§ WORK TASK: Where a line below contains "content", count it. Reply with the total only.

(Items from an interface collection)
-*-
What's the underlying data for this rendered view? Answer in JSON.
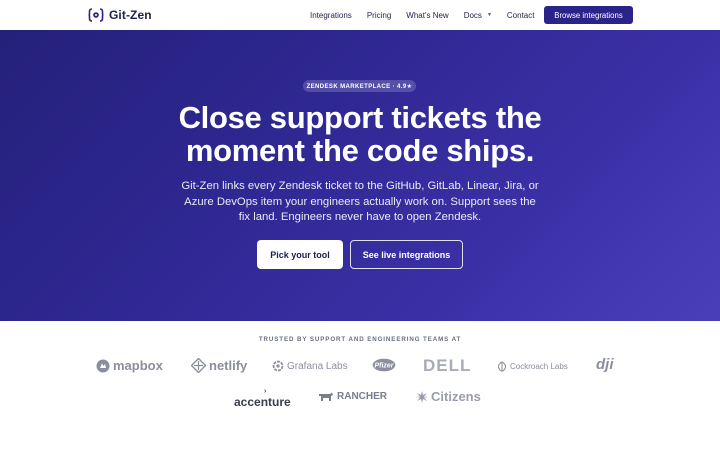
{
  "nav": {
    "brand": "Git-Zen",
    "links": [
      {
        "label": "Integrations"
      },
      {
        "label": "Pricing"
      },
      {
        "label": "What's New"
      },
      {
        "label": "Docs",
        "has_dropdown": true
      },
      {
        "label": "Contact"
      }
    ],
    "cta_label": "Browse integrations",
    "cta_color": "#2a2389",
    "logo_icon": "bracket-gear-icon"
  },
  "hero": {
    "badge": "ZENDESK MARKETPLACE · 4.9★",
    "headline_line1": "Close support tickets the",
    "headline_line2": "moment the code ships.",
    "subtitle": "Git-Zen links every Zendesk ticket to the GitHub, GitLab, Linear, Jira, or Azure DevOps item your engineers actually work on. Support sees the fix land. Engineers never have to open Zendesk.",
    "primary_cta": "Pick your tool",
    "secondary_cta": "See live integrations",
    "gradient_start": "#24217a",
    "gradient_end": "#4a3fb8"
  },
  "trusted": {
    "heading": "TRUSTED BY SUPPORT AND ENGINEERING TEAMS AT",
    "logos": [
      {
        "name": "mapbox",
        "icon": "mapbox-logo"
      },
      {
        "name": "netlify",
        "icon": "netlify-logo"
      },
      {
        "name": "Grafana Labs",
        "icon": "grafana-logo"
      },
      {
        "name": "Pfizer",
        "icon": "pfizer-logo"
      },
      {
        "name": "DELL",
        "icon": "dell-logo"
      },
      {
        "name": "Cockroach Labs",
        "icon": "cockroach-logo"
      },
      {
        "name": "dji",
        "icon": "dji-logo"
      },
      {
        "name": "accenture",
        "icon": "accenture-logo"
      },
      {
        "name": "RANCHER",
        "icon": "rancher-logo"
      },
      {
        "name": "Citizens",
        "icon": "citizens-logo"
      }
    ]
  }
}
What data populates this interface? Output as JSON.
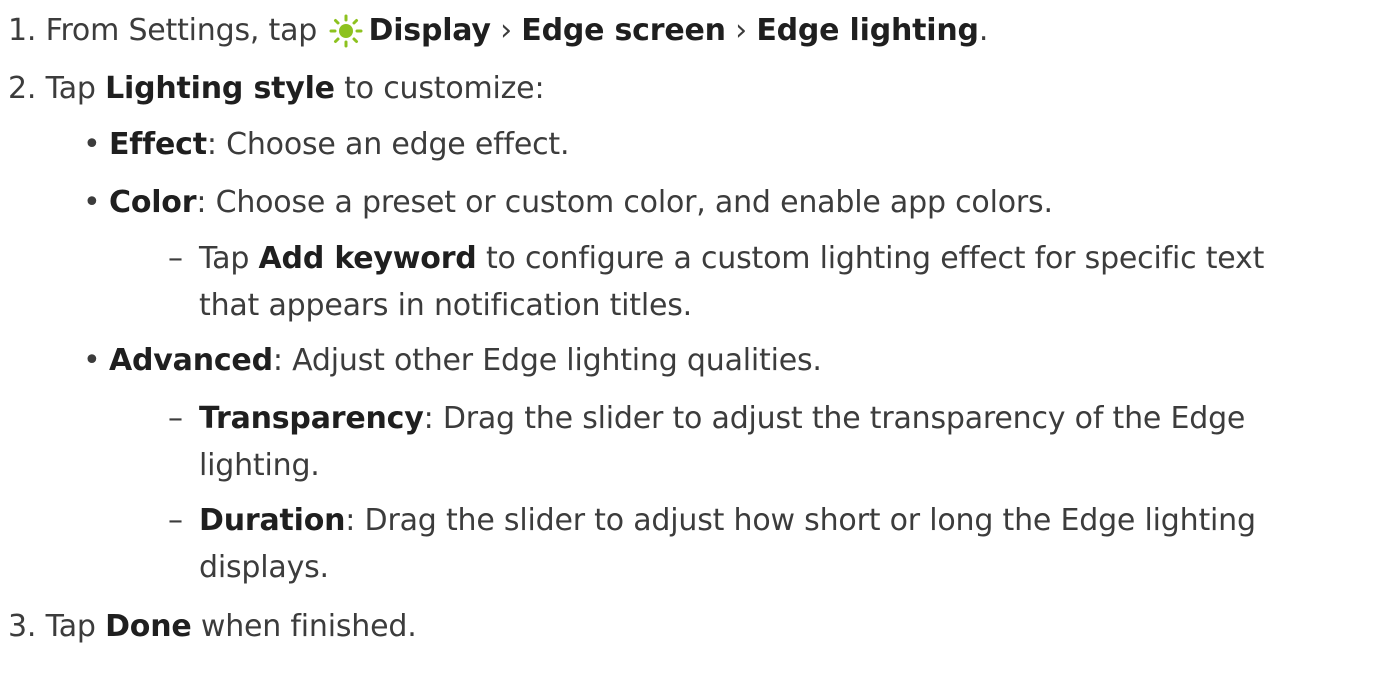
{
  "steps": [
    {
      "number": "1.",
      "prefix": "From Settings, tap",
      "icon": "display-settings-icon",
      "path": [
        "Display",
        "Edge screen",
        "Edge lighting"
      ],
      "separator": "›",
      "end": "."
    },
    {
      "number": "2.",
      "before": "Tap",
      "strong": "Lighting style",
      "after": "to customize:"
    },
    {
      "number": "3.",
      "before": "Tap",
      "strong": "Done",
      "after": "when finished."
    }
  ],
  "options": {
    "bullet": "•",
    "dash": "–",
    "effect": {
      "strong": "Effect",
      "text": ": Choose an edge effect."
    },
    "color": {
      "strong": "Color",
      "text": ": Choose a preset or custom color, and enable app colors."
    },
    "add_keyword": {
      "before": "Tap",
      "strong": "Add keyword",
      "text_line1": "to configure a custom lighting effect for specific text",
      "text_line2": "that appears in notification titles."
    },
    "advanced": {
      "strong": "Advanced",
      "text": ": Adjust other Edge lighting qualities."
    },
    "transparency": {
      "strong": "Transparency",
      "text_line1": ": Drag the slider to adjust the transparency of the Edge",
      "text_line2": "lighting."
    },
    "duration": {
      "strong": "Duration",
      "text_line1": ": Drag the slider to adjust how short or long the Edge lighting",
      "text_line2": "displays."
    }
  },
  "colors": {
    "icon_accent": "#8dc21f",
    "text": "#3c3c3c",
    "emphasis": "#1f1f1f"
  }
}
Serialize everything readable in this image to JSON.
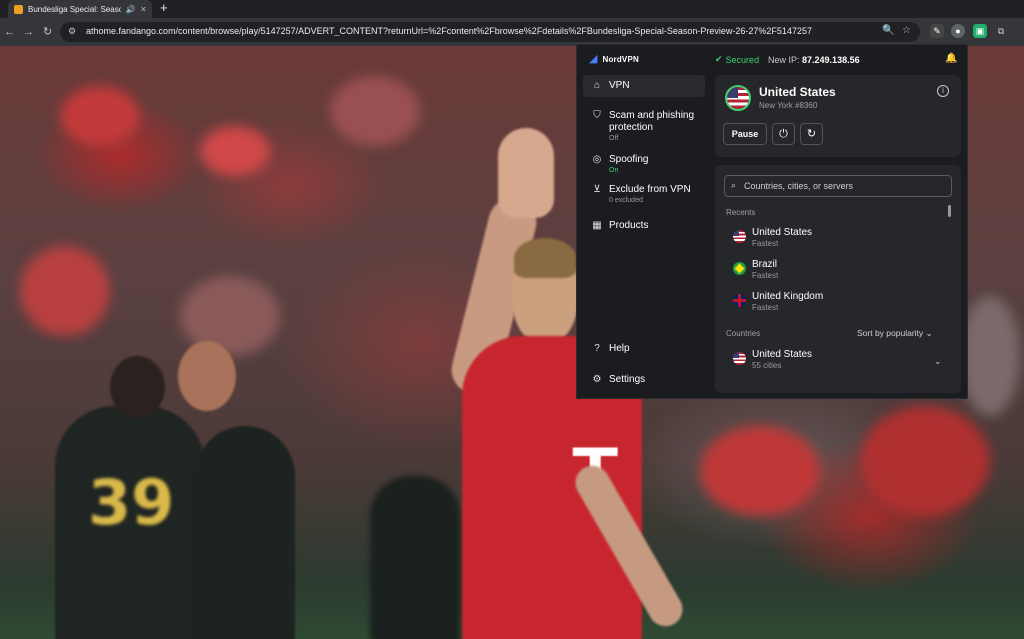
{
  "browser": {
    "tab_title": "Bundesliga Special: Season",
    "tab_audio_icon": "speaker-icon",
    "tab_close": "×",
    "new_tab": "+",
    "back": "←",
    "forward": "→",
    "reload": "↻",
    "url": "athome.fandango.com/content/browse/play/5147257/ADVERT_CONTENT?returnUrl=%2Fcontent%2Fbrowse%2Fdetails%2FBundesliga-Special-Season-Preview-26-27%2F5147257"
  },
  "vpn": {
    "logo_text": "NordVPN",
    "status": "Secured",
    "new_ip_label": "New IP:",
    "new_ip": "87.249.138.56",
    "nav": [
      {
        "label": "VPN",
        "sub": ""
      },
      {
        "label": "Scam and phishing protection",
        "sub": "Off"
      },
      {
        "label": "Spoofing",
        "sub": "On"
      },
      {
        "label": "Exclude from VPN",
        "sub": "0 excluded"
      },
      {
        "label": "Products",
        "sub": ""
      }
    ],
    "help": "Help",
    "settings": "Settings",
    "connection": {
      "country": "United States",
      "server": "New York #8360",
      "pause_label": "Pause"
    },
    "search_placeholder": "Countries, cities, or servers",
    "recents_label": "Recents",
    "recents": [
      {
        "name": "United States",
        "sub": "Fastest"
      },
      {
        "name": "Brazil",
        "sub": "Fastest"
      },
      {
        "name": "United Kingdom",
        "sub": "Fastest"
      }
    ],
    "countries_label": "Countries",
    "sort_label": "Sort by popularity",
    "countries": [
      {
        "name": "United States",
        "sub": "55 cities"
      }
    ],
    "colors": {
      "accent": "#4b7cf6",
      "secured": "#3bd16f",
      "panel": "#1b1c1f"
    }
  }
}
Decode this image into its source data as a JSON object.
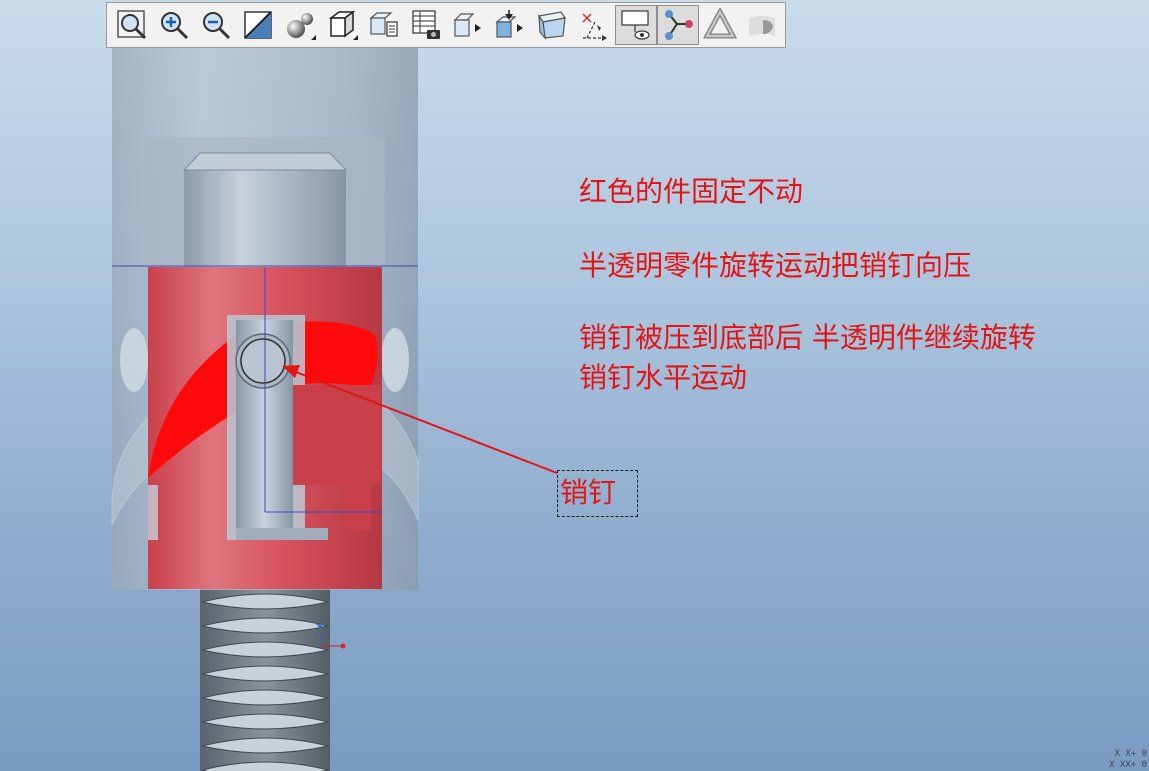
{
  "toolbar": {
    "buttons": [
      {
        "name": "refit-icon"
      },
      {
        "name": "zoom-in-icon"
      },
      {
        "name": "zoom-out-icon"
      },
      {
        "name": "repaint-icon"
      },
      {
        "name": "display-style-icon"
      },
      {
        "name": "shading-icon"
      },
      {
        "name": "saved-views-icon"
      },
      {
        "name": "view-manager-icon"
      },
      {
        "name": "orient-icon"
      },
      {
        "name": "spin-center-icon"
      },
      {
        "name": "perspective-icon"
      },
      {
        "name": "datum-display-icon"
      },
      {
        "name": "annotation-display-icon"
      },
      {
        "name": "connector-display-icon"
      },
      {
        "name": "appearance-icon"
      },
      {
        "name": "render-icon"
      }
    ]
  },
  "notes": {
    "line1": "红色的件固定不动",
    "line2": "半透明零件旋转运动把销钉向压",
    "line3a": "销钉被压到底部后  半透明件继续旋转",
    "line3b": "销钉水平运动"
  },
  "callout": {
    "label": "销钉"
  },
  "colors": {
    "annotation": "#e51414",
    "red_part": "#d9434e",
    "translucent_part": "#a9b7c6"
  },
  "coords": {
    "line1": "X X+ 0",
    "line2": "X XX+ 0"
  }
}
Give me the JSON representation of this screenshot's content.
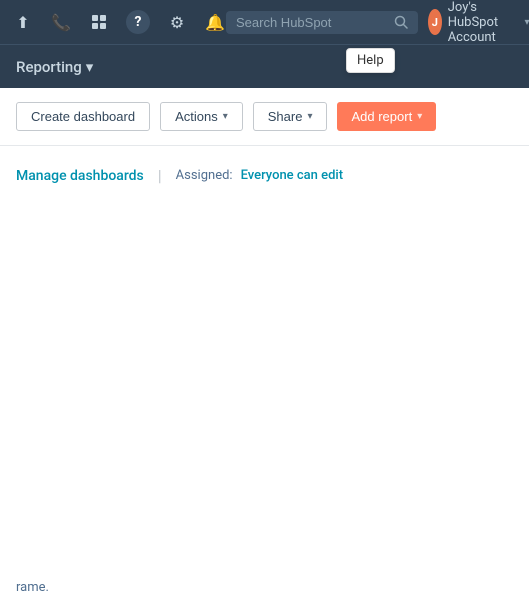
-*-
§ WRITTEN ANSWER: 2